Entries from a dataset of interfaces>

────────

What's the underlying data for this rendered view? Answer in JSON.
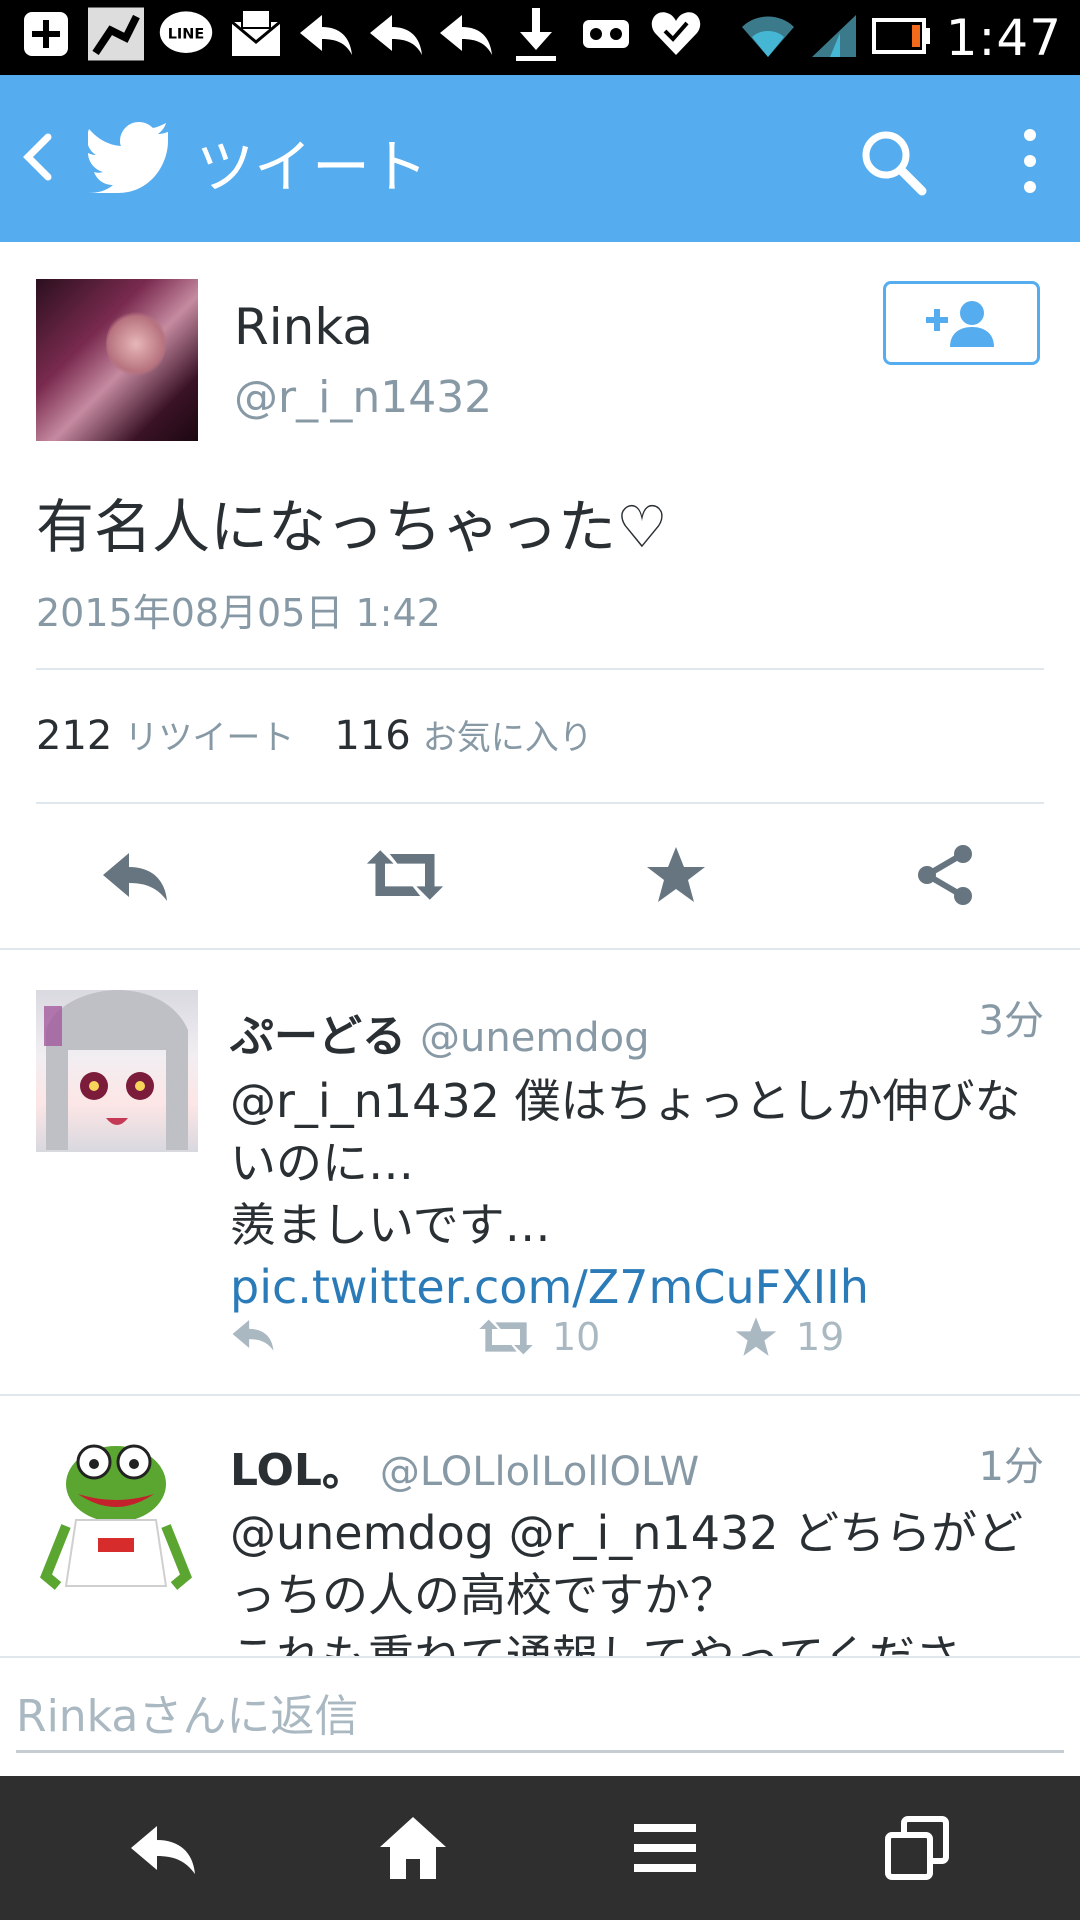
{
  "status_bar": {
    "time": "1:47",
    "icons": [
      "plus-square-icon",
      "app-icon",
      "line-icon",
      "mail-icon",
      "reply-icon",
      "reply-icon",
      "reply-icon",
      "download-icon",
      "voicemail-icon",
      "heart-icon",
      "wifi-icon",
      "signal-icon",
      "battery-icon"
    ],
    "battery_level": 0.1
  },
  "app_bar": {
    "title": "ツイート",
    "color": "#55acee"
  },
  "tweet": {
    "name": "Rinka",
    "handle": "@r_i_n1432",
    "text": "有名人になっちゃった♡",
    "timestamp": "2015年08月05日 1:42",
    "retweet_count": "212",
    "retweet_label": "リツイート",
    "favorite_count": "116",
    "favorite_label": "お気に入り"
  },
  "replies": [
    {
      "name": "ぷーどる",
      "handle": "@unemdog",
      "time": "3分",
      "mention": "@r_i_n1432",
      "text_line1": " 僕はちょっとしか伸びないのに…",
      "text_line2": "羨ましいです… ",
      "link": "pic.twitter.com/Z7mCuFXIIh",
      "retweets": "10",
      "favorites": "19"
    },
    {
      "name": "LOL。",
      "handle": "@LOLlolLollOLW",
      "time": "1分",
      "mention": "@unemdog @r_i_n1432",
      "text_line1": " どちらがどっちの人の高校ですか？",
      "text_line2": "これも重ねて通報してやってくださ"
    }
  ],
  "composer": {
    "placeholder": "Rinkaさんに返信"
  },
  "colors": {
    "accent": "#55acee",
    "link": "#2b7bb9",
    "muted": "#8899a6",
    "action": "#66757f"
  }
}
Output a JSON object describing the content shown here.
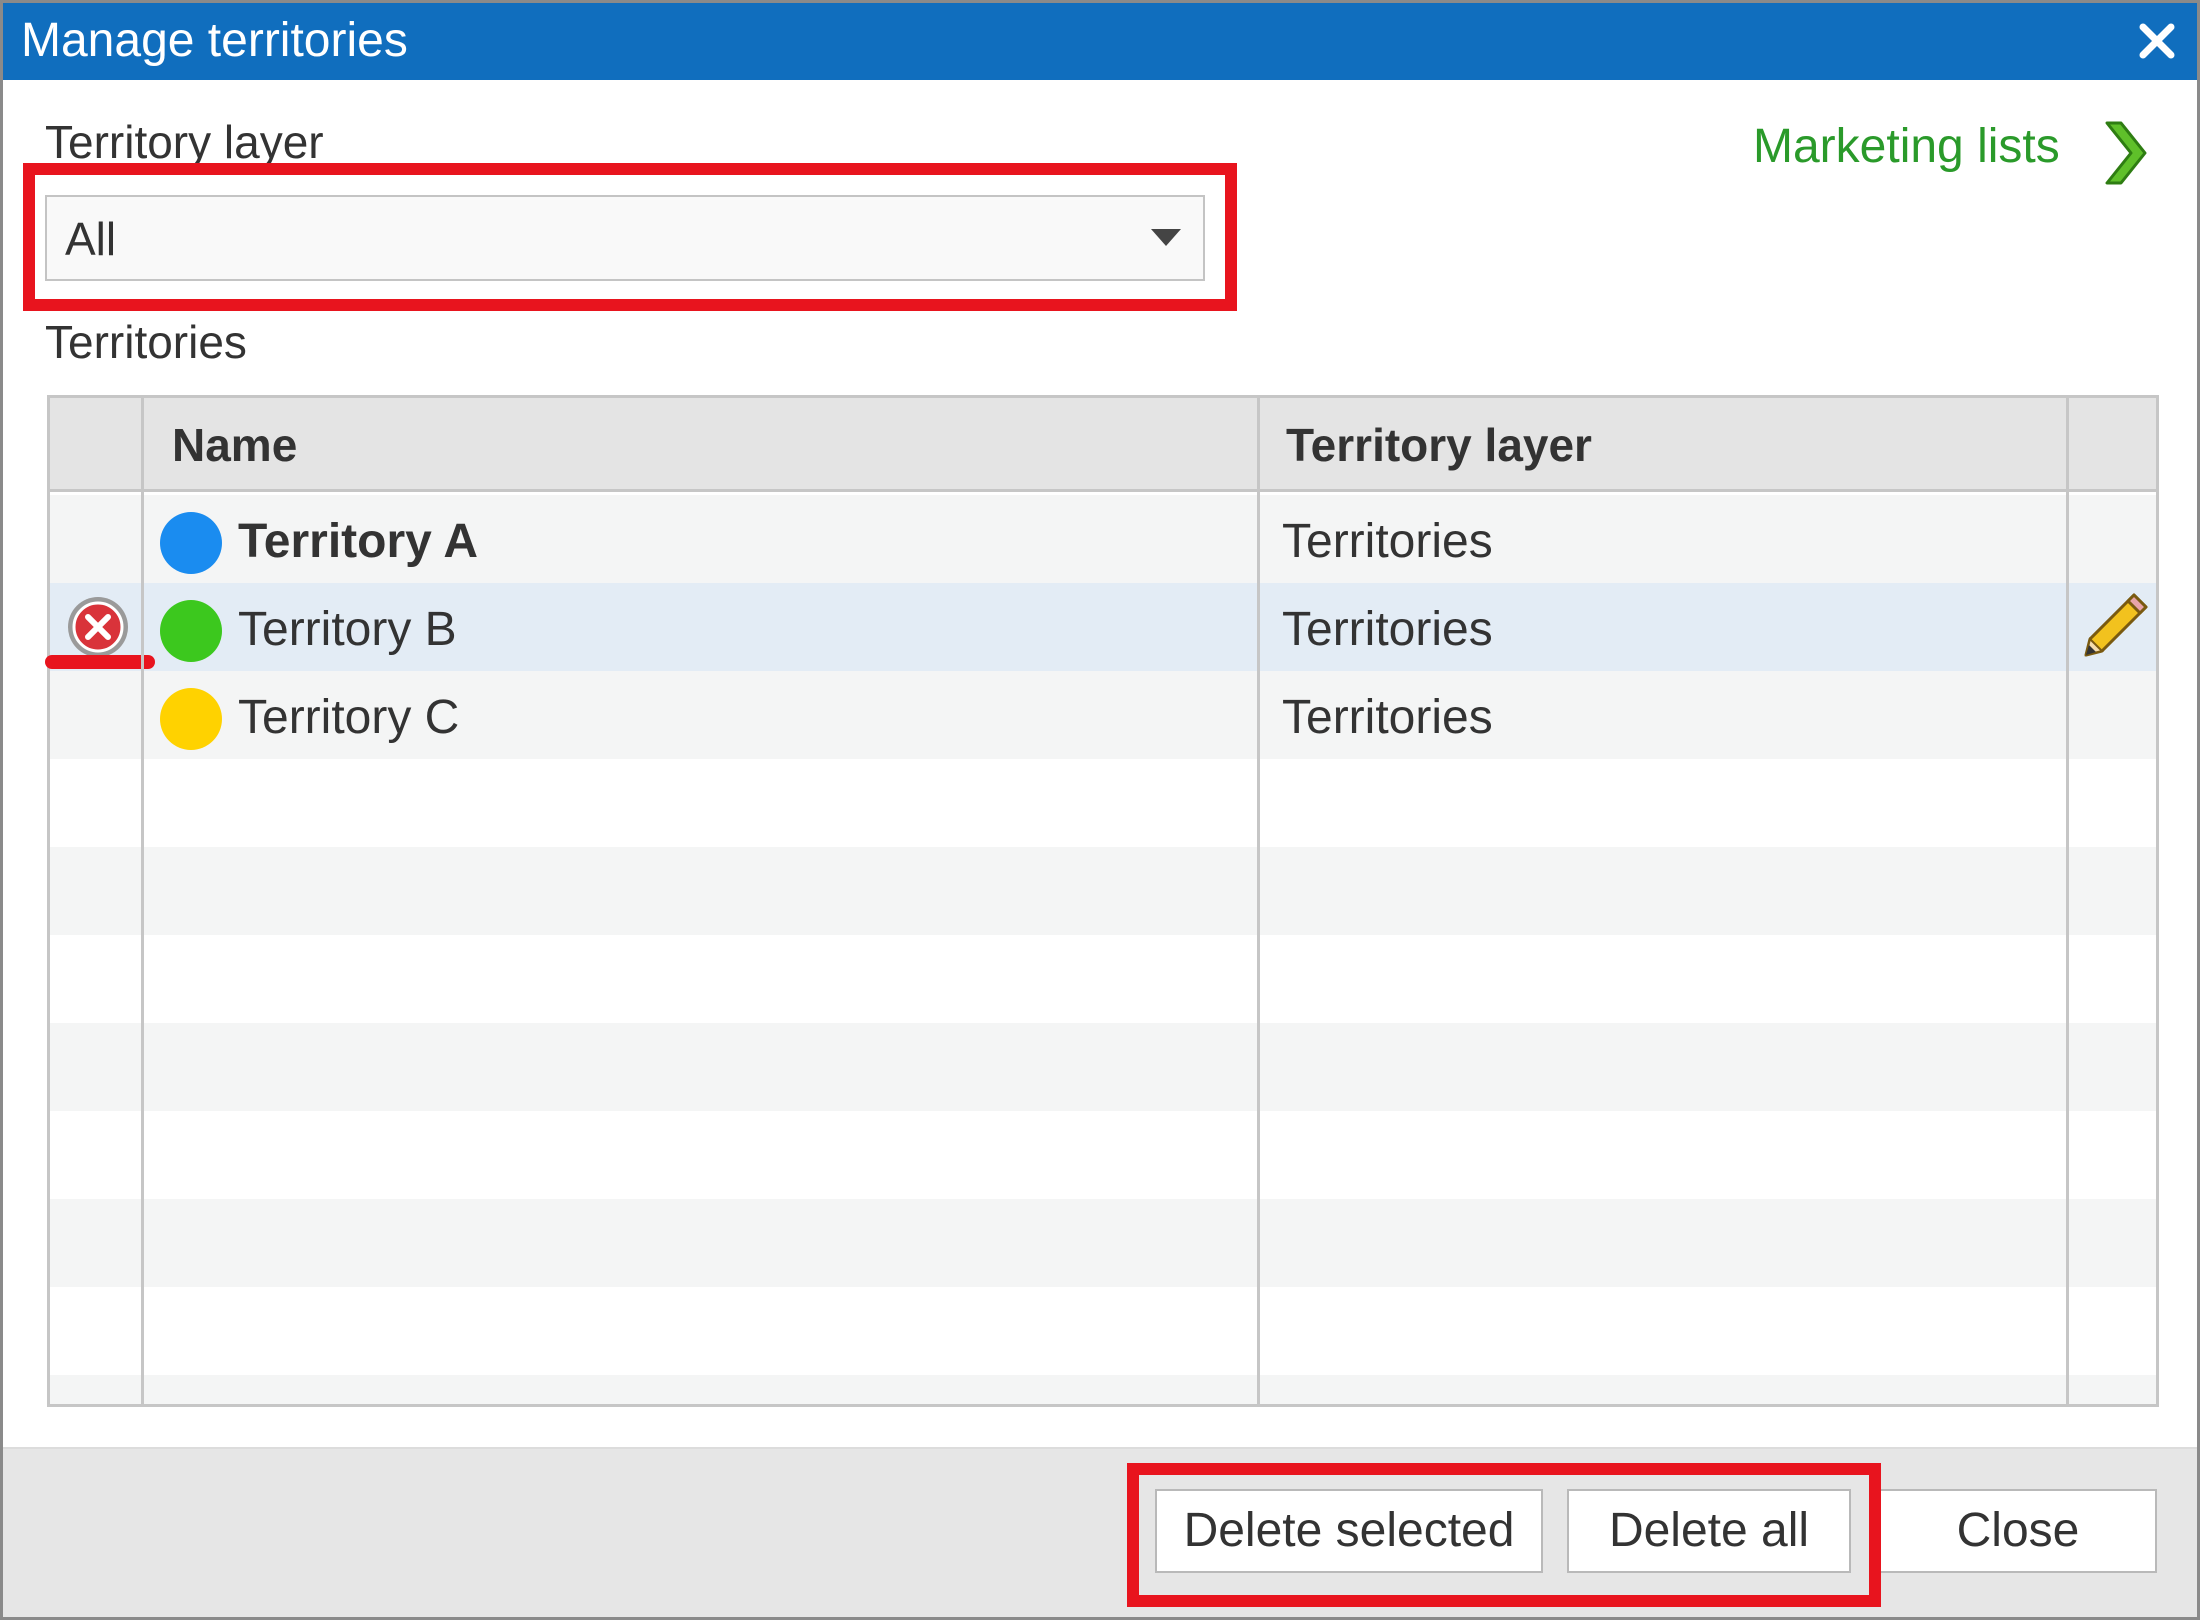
{
  "dialog": {
    "title": "Manage territories",
    "close_icon": "close-x-icon"
  },
  "filter": {
    "label": "Territory layer",
    "selected": "All",
    "arrow_icon": "dropdown-arrow-icon"
  },
  "marketing_link": {
    "label": "Marketing lists",
    "icon": "green-chevron-right-icon"
  },
  "territories_label": "Territories",
  "grid": {
    "columns": [
      "Name",
      "Territory layer"
    ],
    "rows": [
      {
        "name": "Territory A",
        "layer": "Territories",
        "color": "#1a8cf0",
        "bold": true
      },
      {
        "name": "Territory B",
        "layer": "Territories",
        "color": "#3cc81e",
        "selected": true,
        "delete_icon": "delete-x-circle-icon",
        "edit_icon": "pencil-icon"
      },
      {
        "name": "Territory C",
        "layer": "Territories",
        "color": "#ffd200"
      }
    ]
  },
  "buttons": {
    "delete_selected": "Delete selected",
    "delete_all": "Delete all",
    "close": "Close"
  },
  "colors": {
    "titlebar": "#106ebe",
    "highlight": "#e8141e",
    "link": "#2a9a2a",
    "selected_row": "#e3ecf5"
  }
}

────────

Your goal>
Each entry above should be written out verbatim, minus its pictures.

Written answer>
What's the underlying data for this rendered view? Answer in JSON.
{
  "status_bar": {
    "time": "1:47",
    "icons": [
      "plus-square-icon",
      "app-icon",
      "line-icon",
      "mail-icon",
      "reply-icon",
      "reply-icon",
      "reply-icon",
      "download-icon",
      "voicemail-icon",
      "heart-icon",
      "wifi-icon",
      "signal-icon",
      "battery-icon"
    ],
    "battery_level": 0.1
  },
  "app_bar": {
    "title": "ツイート",
    "color": "#55acee"
  },
  "tweet": {
    "name": "Rinka",
    "handle": "@r_i_n1432",
    "text": "有名人になっちゃった♡",
    "timestamp": "2015年08月05日 1:42",
    "retweet_count": "212",
    "retweet_label": "リツイート",
    "favorite_count": "116",
    "favorite_label": "お気に入り"
  },
  "replies": [
    {
      "name": "ぷーどる",
      "handle": "@unemdog",
      "time": "3分",
      "mention": "@r_i_n1432",
      "text_line1": " 僕はちょっとしか伸びないのに…",
      "text_line2": "羨ましいです… ",
      "link": "pic.twitter.com/Z7mCuFXIIh",
      "retweets": "10",
      "favorites": "19"
    },
    {
      "name": "LOL。",
      "handle": "@LOLlolLollOLW",
      "time": "1分",
      "mention": "@unemdog @r_i_n1432",
      "text_line1": " どちらがどっちの人の高校ですか？",
      "text_line2": "これも重ねて通報してやってくださ"
    }
  ],
  "composer": {
    "placeholder": "Rinkaさんに返信"
  },
  "colors": {
    "accent": "#55acee",
    "link": "#2b7bb9",
    "muted": "#8899a6",
    "action": "#66757f"
  }
}
Output a JSON object describing the content shown here.
{
  "dialog": {
    "title": "Manage territories",
    "close_icon": "close-x-icon"
  },
  "filter": {
    "label": "Territory layer",
    "selected": "All",
    "arrow_icon": "dropdown-arrow-icon"
  },
  "marketing_link": {
    "label": "Marketing lists",
    "icon": "green-chevron-right-icon"
  },
  "territories_label": "Territories",
  "grid": {
    "columns": [
      "Name",
      "Territory layer"
    ],
    "rows": [
      {
        "name": "Territory A",
        "layer": "Territories",
        "color": "#1a8cf0",
        "bold": true
      },
      {
        "name": "Territory B",
        "layer": "Territories",
        "color": "#3cc81e",
        "selected": true,
        "delete_icon": "delete-x-circle-icon",
        "edit_icon": "pencil-icon"
      },
      {
        "name": "Territory C",
        "layer": "Territories",
        "color": "#ffd200"
      }
    ]
  },
  "buttons": {
    "delete_selected": "Delete selected",
    "delete_all": "Delete all",
    "close": "Close"
  },
  "colors": {
    "titlebar": "#106ebe",
    "highlight": "#e8141e",
    "link": "#2a9a2a",
    "selected_row": "#e3ecf5"
  }
}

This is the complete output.